● **Exercise aim**
Show every line from the entries that follow which holds the word "position".
Data for analysis Block Start
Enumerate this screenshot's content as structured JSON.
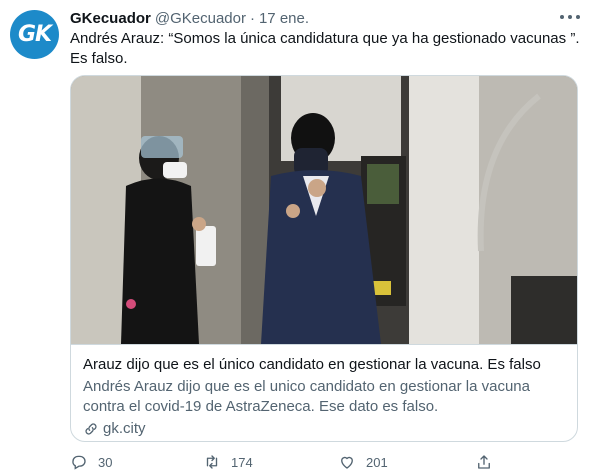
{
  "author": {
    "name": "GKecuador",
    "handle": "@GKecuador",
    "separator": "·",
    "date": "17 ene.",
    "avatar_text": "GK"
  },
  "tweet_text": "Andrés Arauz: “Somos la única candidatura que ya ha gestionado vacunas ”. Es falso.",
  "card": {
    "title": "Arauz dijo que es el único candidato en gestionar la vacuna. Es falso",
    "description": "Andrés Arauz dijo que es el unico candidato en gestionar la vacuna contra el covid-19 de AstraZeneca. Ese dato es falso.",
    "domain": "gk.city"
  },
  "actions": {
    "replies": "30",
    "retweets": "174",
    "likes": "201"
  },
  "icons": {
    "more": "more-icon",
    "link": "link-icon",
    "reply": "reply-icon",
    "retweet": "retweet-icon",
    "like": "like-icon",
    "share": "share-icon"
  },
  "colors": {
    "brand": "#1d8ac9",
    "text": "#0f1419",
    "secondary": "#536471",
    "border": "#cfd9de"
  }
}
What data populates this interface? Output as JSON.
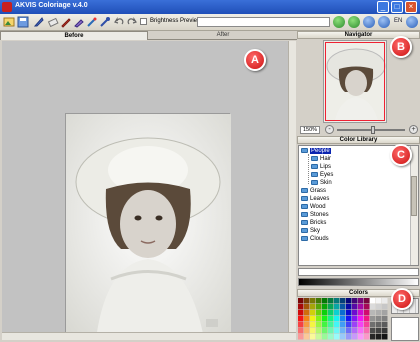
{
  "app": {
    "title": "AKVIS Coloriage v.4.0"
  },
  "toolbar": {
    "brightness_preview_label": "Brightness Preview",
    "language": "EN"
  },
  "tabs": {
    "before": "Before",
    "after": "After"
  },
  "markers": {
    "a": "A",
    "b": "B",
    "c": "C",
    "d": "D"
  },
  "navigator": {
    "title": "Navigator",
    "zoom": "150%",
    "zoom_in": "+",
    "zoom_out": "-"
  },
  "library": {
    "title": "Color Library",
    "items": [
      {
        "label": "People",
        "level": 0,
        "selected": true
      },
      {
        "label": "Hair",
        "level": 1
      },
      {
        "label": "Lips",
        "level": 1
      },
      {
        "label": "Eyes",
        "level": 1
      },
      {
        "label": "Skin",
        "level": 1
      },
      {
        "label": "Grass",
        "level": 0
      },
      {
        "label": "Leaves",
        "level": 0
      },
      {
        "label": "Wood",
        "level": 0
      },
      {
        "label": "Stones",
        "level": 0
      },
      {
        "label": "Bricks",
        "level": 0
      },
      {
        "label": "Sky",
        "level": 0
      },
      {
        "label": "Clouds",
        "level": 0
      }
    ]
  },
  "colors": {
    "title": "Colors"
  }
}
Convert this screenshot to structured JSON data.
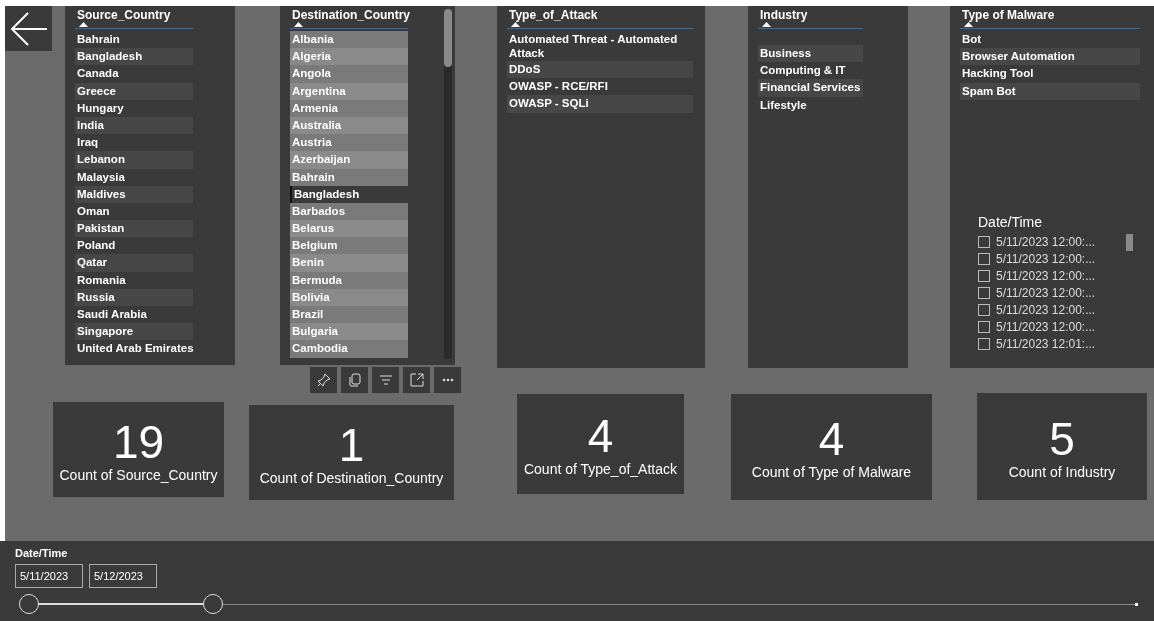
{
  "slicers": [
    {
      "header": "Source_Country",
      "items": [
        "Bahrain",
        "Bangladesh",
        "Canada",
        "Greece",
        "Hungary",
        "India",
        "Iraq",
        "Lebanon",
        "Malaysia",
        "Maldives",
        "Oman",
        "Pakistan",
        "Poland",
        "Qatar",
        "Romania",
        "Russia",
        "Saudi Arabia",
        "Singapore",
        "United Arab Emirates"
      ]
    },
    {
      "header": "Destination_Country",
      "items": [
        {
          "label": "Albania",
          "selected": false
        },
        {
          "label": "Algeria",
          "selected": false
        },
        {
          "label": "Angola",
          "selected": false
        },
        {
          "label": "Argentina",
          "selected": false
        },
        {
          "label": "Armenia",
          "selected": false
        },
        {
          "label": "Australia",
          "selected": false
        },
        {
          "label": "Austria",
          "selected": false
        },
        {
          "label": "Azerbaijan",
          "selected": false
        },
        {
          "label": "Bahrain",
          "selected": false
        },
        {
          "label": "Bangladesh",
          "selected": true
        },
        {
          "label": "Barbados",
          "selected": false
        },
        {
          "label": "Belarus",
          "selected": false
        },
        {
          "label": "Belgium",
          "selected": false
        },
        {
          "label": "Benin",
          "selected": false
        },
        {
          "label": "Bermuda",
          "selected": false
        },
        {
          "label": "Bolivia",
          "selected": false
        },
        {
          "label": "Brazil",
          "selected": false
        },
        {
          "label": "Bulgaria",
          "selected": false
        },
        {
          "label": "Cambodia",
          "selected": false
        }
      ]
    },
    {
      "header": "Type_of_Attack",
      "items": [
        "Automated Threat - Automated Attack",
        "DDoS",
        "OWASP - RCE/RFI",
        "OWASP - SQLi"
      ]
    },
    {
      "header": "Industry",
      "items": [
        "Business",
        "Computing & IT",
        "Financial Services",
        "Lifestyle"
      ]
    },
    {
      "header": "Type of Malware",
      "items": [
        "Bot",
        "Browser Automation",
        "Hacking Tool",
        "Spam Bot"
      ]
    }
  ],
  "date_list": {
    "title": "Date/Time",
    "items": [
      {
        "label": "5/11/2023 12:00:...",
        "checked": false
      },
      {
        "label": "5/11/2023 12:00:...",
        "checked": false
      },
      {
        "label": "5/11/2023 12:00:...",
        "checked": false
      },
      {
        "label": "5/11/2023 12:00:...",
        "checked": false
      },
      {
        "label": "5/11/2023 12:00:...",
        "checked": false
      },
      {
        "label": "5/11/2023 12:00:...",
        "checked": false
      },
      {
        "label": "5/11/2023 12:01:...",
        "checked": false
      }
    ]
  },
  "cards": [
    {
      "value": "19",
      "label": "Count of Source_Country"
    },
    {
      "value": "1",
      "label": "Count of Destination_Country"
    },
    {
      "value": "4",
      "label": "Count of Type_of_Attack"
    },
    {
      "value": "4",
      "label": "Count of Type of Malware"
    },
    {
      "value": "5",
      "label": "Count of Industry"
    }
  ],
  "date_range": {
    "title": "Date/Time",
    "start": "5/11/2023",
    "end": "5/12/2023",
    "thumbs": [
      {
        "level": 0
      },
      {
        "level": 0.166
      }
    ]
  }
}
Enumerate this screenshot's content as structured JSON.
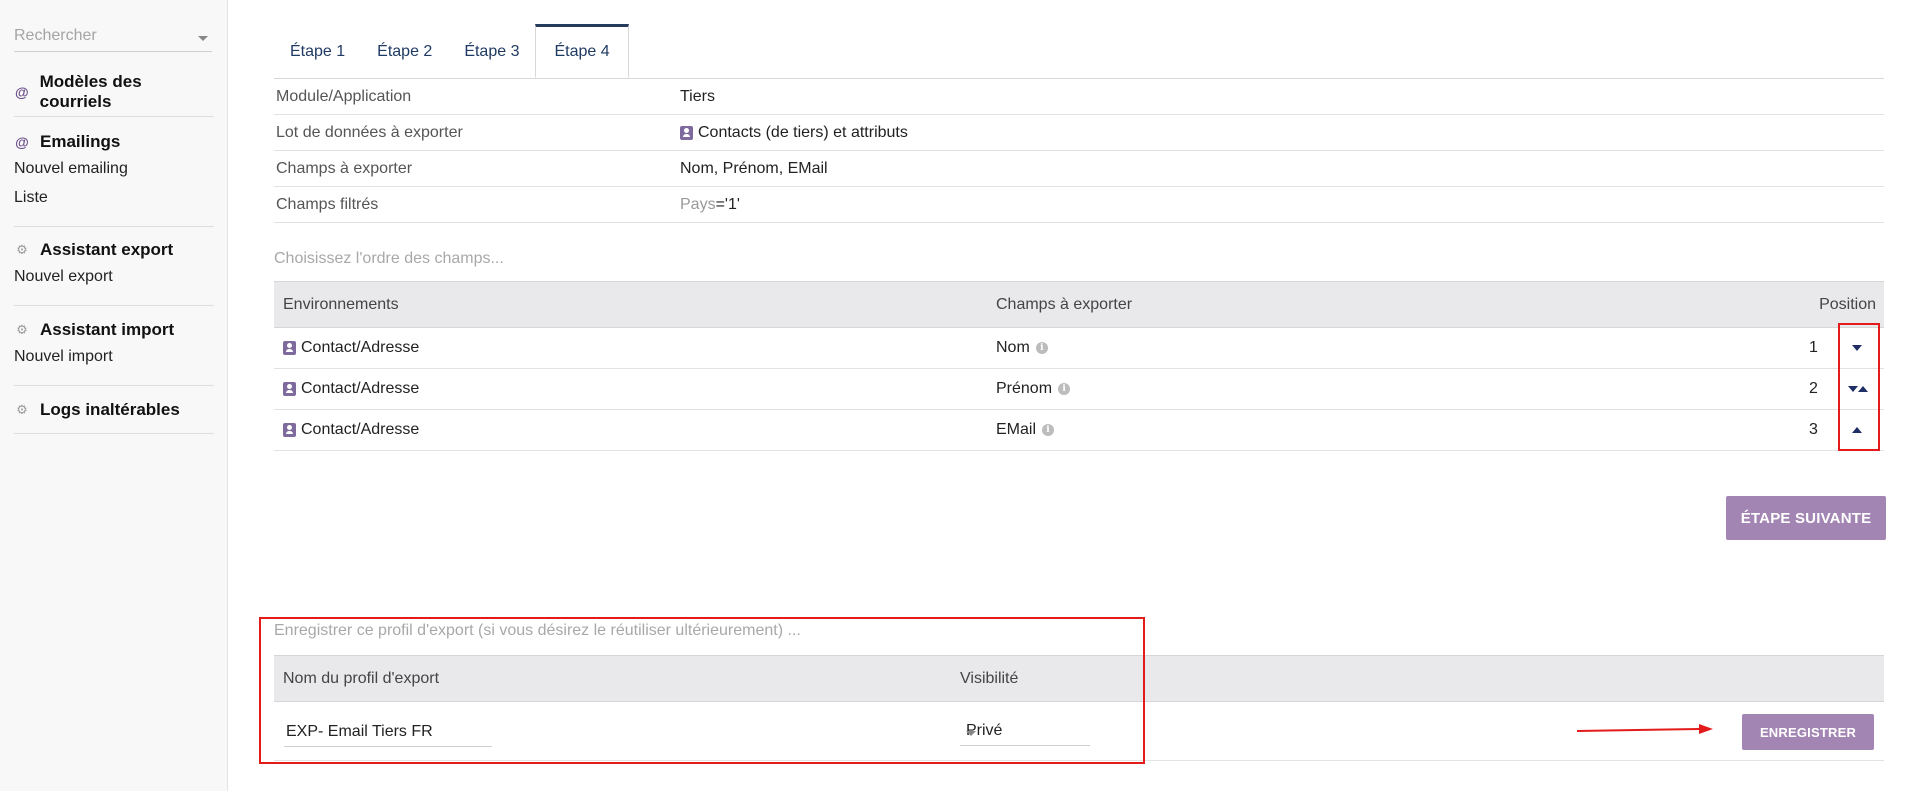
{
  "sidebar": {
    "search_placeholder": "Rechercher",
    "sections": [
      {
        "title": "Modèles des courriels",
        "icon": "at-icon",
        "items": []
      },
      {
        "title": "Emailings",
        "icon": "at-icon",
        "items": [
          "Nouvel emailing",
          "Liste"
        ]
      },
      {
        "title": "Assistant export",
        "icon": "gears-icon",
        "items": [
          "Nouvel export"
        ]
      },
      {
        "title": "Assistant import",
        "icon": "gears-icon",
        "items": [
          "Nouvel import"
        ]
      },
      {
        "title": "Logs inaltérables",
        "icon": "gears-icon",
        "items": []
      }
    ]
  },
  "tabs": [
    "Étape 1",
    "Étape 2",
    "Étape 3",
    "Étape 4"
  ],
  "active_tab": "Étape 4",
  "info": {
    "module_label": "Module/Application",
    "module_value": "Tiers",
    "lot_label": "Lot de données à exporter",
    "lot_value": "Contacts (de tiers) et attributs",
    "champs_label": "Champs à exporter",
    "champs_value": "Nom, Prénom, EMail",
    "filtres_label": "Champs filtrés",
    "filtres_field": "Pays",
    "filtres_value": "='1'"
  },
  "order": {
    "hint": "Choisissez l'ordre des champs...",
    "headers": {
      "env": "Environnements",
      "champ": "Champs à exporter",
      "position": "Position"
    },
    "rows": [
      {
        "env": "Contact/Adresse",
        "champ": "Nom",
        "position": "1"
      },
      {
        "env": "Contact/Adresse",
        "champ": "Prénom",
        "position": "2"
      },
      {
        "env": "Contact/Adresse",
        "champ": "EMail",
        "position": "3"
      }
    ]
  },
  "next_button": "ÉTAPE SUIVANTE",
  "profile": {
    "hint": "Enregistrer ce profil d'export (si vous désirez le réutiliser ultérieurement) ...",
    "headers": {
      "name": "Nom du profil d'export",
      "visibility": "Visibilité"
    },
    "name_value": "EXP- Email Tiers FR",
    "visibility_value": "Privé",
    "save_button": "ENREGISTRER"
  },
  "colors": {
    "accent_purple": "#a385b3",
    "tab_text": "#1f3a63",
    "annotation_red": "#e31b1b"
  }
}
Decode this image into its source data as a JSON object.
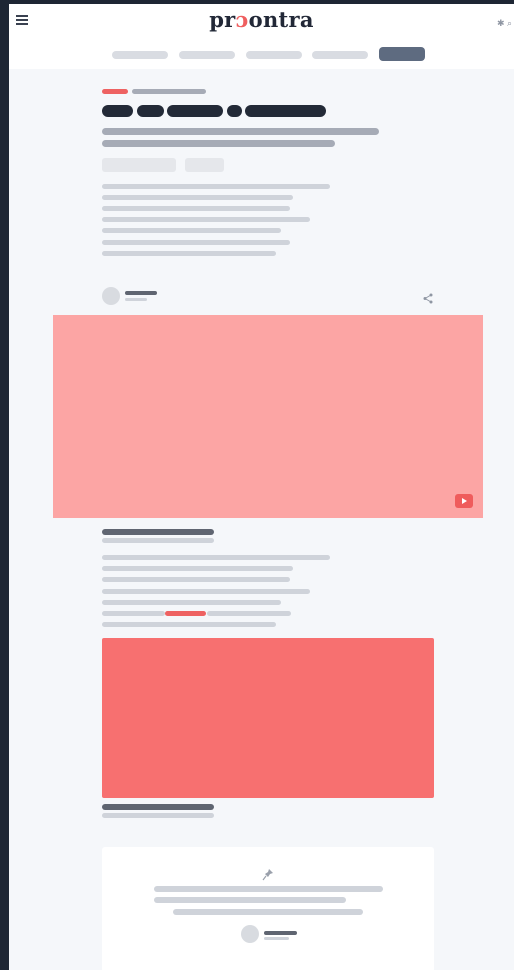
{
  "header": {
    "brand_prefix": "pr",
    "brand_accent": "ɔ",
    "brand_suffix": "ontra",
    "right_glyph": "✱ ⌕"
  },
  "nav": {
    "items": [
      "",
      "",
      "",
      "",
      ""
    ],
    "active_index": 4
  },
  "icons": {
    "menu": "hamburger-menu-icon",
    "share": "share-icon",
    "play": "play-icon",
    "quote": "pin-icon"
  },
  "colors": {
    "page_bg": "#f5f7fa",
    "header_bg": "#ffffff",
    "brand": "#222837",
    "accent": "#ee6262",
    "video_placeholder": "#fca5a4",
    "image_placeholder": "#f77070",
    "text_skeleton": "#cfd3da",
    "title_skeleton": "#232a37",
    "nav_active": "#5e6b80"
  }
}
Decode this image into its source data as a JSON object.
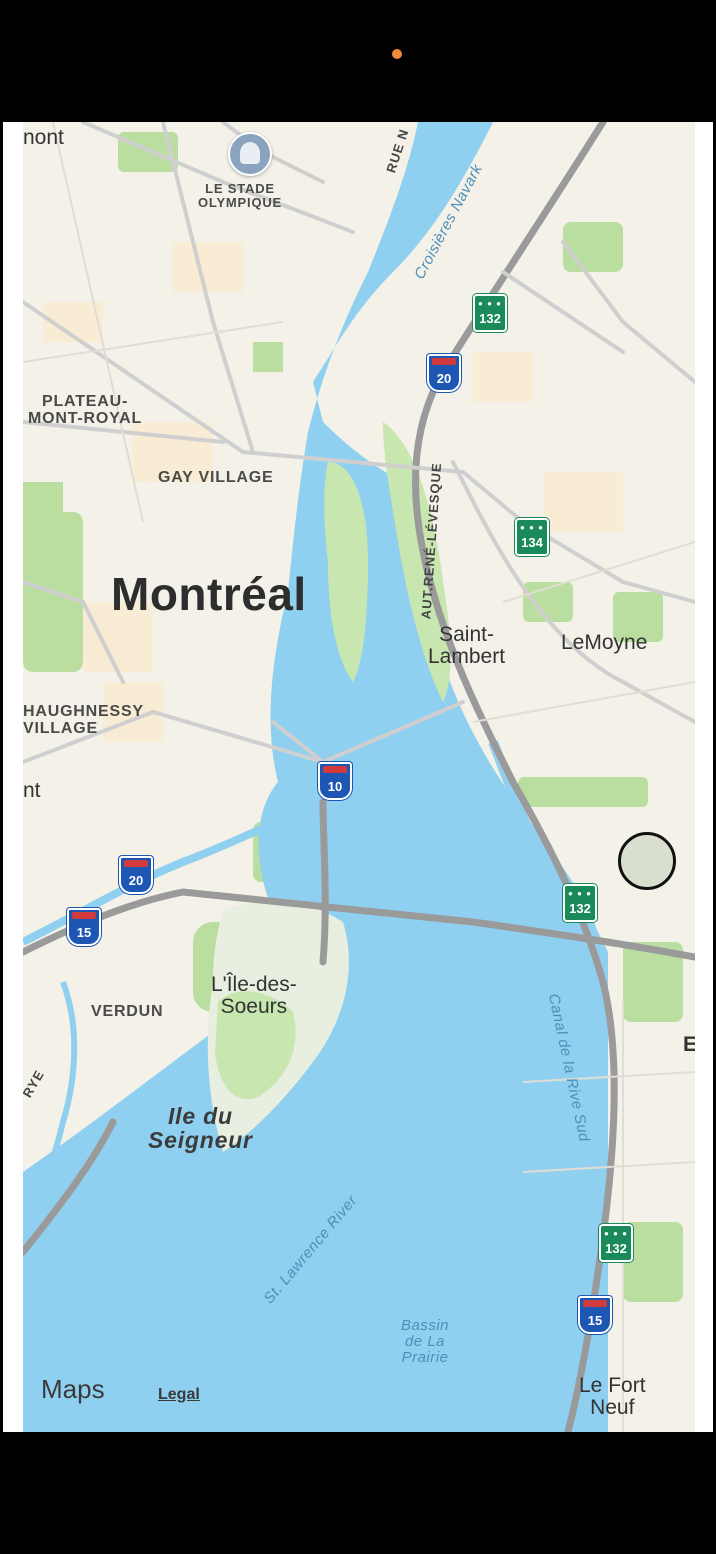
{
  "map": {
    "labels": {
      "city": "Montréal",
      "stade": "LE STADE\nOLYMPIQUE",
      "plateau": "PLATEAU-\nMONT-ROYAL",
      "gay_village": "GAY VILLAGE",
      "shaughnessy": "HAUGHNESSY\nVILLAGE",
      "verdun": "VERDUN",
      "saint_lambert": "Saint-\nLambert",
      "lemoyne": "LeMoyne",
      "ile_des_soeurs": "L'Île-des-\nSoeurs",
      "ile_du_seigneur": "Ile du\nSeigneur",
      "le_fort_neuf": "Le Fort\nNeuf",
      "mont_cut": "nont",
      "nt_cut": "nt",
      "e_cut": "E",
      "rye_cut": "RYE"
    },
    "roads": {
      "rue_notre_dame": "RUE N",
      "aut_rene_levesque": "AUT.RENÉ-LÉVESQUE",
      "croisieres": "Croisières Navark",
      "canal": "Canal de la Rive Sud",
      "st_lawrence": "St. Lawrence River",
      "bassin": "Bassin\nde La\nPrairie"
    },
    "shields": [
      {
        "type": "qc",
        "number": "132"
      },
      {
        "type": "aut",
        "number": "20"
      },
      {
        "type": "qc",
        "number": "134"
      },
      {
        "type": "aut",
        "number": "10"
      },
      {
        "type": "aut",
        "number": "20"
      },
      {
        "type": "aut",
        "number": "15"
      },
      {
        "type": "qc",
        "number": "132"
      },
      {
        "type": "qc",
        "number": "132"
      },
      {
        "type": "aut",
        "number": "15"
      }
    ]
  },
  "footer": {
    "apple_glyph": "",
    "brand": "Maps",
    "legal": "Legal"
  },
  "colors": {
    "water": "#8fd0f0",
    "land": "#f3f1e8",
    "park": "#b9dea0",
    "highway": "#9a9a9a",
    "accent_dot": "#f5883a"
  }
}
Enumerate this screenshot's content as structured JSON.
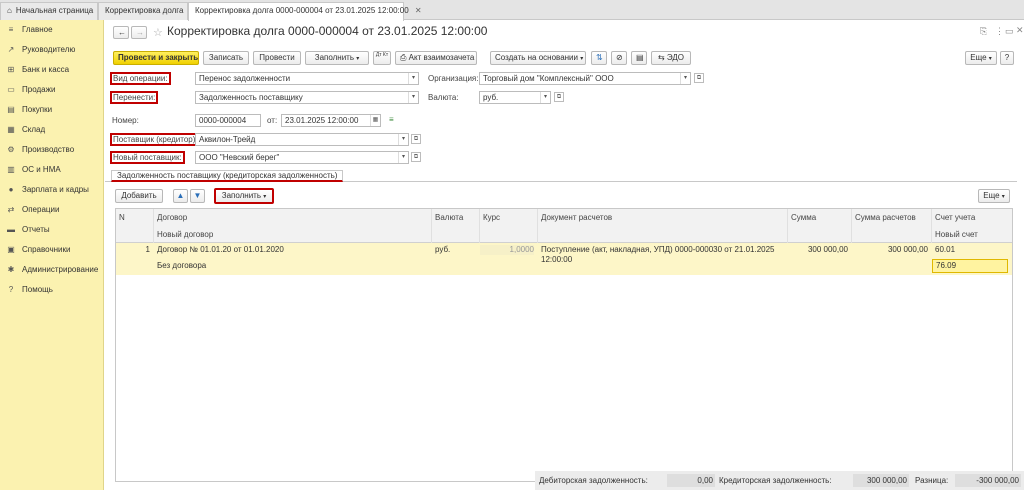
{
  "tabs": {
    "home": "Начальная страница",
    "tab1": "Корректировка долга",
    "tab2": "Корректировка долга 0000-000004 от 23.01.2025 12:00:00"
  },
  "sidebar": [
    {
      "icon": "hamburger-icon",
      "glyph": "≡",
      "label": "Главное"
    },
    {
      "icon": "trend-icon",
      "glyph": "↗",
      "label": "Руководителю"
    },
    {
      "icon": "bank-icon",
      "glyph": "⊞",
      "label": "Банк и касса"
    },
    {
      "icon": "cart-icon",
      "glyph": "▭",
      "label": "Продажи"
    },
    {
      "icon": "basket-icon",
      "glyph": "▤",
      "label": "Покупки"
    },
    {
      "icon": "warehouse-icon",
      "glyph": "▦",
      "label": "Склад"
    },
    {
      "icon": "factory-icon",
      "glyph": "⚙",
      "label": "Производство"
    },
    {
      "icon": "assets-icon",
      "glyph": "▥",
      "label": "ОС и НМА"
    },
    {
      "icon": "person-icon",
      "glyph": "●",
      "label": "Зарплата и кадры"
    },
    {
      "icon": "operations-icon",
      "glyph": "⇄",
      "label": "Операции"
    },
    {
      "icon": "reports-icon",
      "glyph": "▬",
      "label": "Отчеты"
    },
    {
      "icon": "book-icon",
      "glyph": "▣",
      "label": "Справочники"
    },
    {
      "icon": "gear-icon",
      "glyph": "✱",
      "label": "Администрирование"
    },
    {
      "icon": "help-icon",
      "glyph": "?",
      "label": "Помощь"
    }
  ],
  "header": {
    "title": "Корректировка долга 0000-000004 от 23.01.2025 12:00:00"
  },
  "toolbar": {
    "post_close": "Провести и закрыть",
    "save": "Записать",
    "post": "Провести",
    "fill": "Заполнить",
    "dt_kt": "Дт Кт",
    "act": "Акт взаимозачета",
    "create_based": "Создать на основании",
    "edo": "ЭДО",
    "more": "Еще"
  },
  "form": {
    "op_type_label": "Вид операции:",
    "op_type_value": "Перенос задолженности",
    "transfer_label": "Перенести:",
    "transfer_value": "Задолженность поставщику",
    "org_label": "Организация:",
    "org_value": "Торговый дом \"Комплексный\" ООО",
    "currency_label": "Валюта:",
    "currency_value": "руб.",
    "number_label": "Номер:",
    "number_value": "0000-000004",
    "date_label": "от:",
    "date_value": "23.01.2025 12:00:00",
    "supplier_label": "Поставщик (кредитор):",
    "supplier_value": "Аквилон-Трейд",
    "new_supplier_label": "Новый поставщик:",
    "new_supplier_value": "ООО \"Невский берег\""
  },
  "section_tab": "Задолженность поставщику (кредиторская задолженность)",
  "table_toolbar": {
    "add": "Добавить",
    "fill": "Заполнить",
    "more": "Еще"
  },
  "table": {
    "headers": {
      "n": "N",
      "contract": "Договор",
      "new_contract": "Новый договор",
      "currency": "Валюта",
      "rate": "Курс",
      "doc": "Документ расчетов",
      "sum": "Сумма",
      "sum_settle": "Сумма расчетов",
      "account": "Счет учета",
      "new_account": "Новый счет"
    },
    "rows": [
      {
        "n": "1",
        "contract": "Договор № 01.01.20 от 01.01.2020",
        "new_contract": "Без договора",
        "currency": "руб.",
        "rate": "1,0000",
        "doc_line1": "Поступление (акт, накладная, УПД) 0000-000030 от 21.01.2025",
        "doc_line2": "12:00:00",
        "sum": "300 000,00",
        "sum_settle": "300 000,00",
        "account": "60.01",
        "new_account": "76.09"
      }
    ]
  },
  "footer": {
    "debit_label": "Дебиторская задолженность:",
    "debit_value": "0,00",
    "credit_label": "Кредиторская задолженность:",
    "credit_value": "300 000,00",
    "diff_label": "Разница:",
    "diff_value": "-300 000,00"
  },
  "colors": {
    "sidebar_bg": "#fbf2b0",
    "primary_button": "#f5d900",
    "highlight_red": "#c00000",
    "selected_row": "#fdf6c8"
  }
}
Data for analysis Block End
● **Result below**
      "position": "Position"
        "position": "1"
        "position": "2"
        "position": "3"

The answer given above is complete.